EXERCISE: When you respond, write out each entry exactly as it stands.

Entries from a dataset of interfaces
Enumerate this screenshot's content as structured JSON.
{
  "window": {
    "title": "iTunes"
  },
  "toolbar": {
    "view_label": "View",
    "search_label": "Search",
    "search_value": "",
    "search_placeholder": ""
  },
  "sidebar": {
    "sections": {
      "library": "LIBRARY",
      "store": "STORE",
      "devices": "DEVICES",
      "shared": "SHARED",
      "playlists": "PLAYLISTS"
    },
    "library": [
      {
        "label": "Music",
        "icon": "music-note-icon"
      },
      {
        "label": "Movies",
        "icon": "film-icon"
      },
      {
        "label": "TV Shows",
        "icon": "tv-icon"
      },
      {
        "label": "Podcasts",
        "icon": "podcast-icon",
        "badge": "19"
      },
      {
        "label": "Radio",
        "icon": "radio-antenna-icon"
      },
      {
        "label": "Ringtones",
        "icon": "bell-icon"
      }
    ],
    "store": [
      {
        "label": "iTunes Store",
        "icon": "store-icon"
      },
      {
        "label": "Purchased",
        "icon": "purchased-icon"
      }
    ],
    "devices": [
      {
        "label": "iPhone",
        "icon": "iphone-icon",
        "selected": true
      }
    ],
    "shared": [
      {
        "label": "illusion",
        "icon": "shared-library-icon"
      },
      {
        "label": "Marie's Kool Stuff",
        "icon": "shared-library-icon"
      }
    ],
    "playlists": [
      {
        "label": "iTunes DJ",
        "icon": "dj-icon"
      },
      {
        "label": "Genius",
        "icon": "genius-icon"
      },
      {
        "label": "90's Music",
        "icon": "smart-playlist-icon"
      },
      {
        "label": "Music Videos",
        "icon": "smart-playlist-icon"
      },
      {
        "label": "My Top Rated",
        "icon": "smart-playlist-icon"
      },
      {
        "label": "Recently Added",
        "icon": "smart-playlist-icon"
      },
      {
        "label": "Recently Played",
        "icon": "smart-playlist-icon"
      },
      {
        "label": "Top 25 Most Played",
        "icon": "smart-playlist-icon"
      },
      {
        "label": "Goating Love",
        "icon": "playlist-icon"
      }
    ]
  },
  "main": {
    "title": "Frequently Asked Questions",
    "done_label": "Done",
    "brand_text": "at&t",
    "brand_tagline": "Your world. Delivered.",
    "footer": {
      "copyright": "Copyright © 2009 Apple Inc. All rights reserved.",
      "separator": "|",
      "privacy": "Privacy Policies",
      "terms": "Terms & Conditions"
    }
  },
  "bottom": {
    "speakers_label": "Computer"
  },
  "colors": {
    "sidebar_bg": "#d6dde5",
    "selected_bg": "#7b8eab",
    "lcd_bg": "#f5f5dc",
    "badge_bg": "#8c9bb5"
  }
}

YOUR RESPONSE:
Enumerate this screenshot's content as structured JSON.
{
  "window": {
    "title": "iTunes"
  },
  "toolbar": {
    "view_label": "View",
    "search_label": "Search",
    "search_value": "",
    "search_placeholder": ""
  },
  "sidebar": {
    "sections": {
      "library": "LIBRARY",
      "store": "STORE",
      "devices": "DEVICES",
      "shared": "SHARED",
      "playlists": "PLAYLISTS"
    },
    "library": [
      {
        "label": "Music",
        "icon": "music-note-icon"
      },
      {
        "label": "Movies",
        "icon": "film-icon"
      },
      {
        "label": "TV Shows",
        "icon": "tv-icon"
      },
      {
        "label": "Podcasts",
        "icon": "podcast-icon",
        "badge": "19"
      },
      {
        "label": "Radio",
        "icon": "radio-antenna-icon"
      },
      {
        "label": "Ringtones",
        "icon": "bell-icon"
      }
    ],
    "store": [
      {
        "label": "iTunes Store",
        "icon": "store-icon"
      },
      {
        "label": "Purchased",
        "icon": "purchased-icon"
      }
    ],
    "devices": [
      {
        "label": "iPhone",
        "icon": "iphone-icon",
        "selected": true
      }
    ],
    "shared": [
      {
        "label": "illusion",
        "icon": "shared-library-icon"
      },
      {
        "label": "Marie's Kool Stuff",
        "icon": "shared-library-icon"
      }
    ],
    "playlists": [
      {
        "label": "iTunes DJ",
        "icon": "dj-icon"
      },
      {
        "label": "Genius",
        "icon": "genius-icon"
      },
      {
        "label": "90's Music",
        "icon": "smart-playlist-icon"
      },
      {
        "label": "Music Videos",
        "icon": "smart-playlist-icon"
      },
      {
        "label": "My Top Rated",
        "icon": "smart-playlist-icon"
      },
      {
        "label": "Recently Added",
        "icon": "smart-playlist-icon"
      },
      {
        "label": "Recently Played",
        "icon": "smart-playlist-icon"
      },
      {
        "label": "Top 25 Most Played",
        "icon": "smart-playlist-icon"
      },
      {
        "label": "Goating Love",
        "icon": "playlist-icon"
      }
    ]
  },
  "main": {
    "title": "Frequently Asked Questions",
    "done_label": "Done",
    "brand_text": "at&t",
    "brand_tagline": "Your world. Delivered.",
    "footer": {
      "copyright": "Copyright © 2009 Apple Inc. All rights reserved.",
      "separator": "|",
      "privacy": "Privacy Policies",
      "terms": "Terms & Conditions"
    }
  },
  "bottom": {
    "speakers_label": "Computer"
  },
  "colors": {
    "sidebar_bg": "#d6dde5",
    "selected_bg": "#7b8eab",
    "lcd_bg": "#f5f5dc",
    "badge_bg": "#8c9bb5"
  }
}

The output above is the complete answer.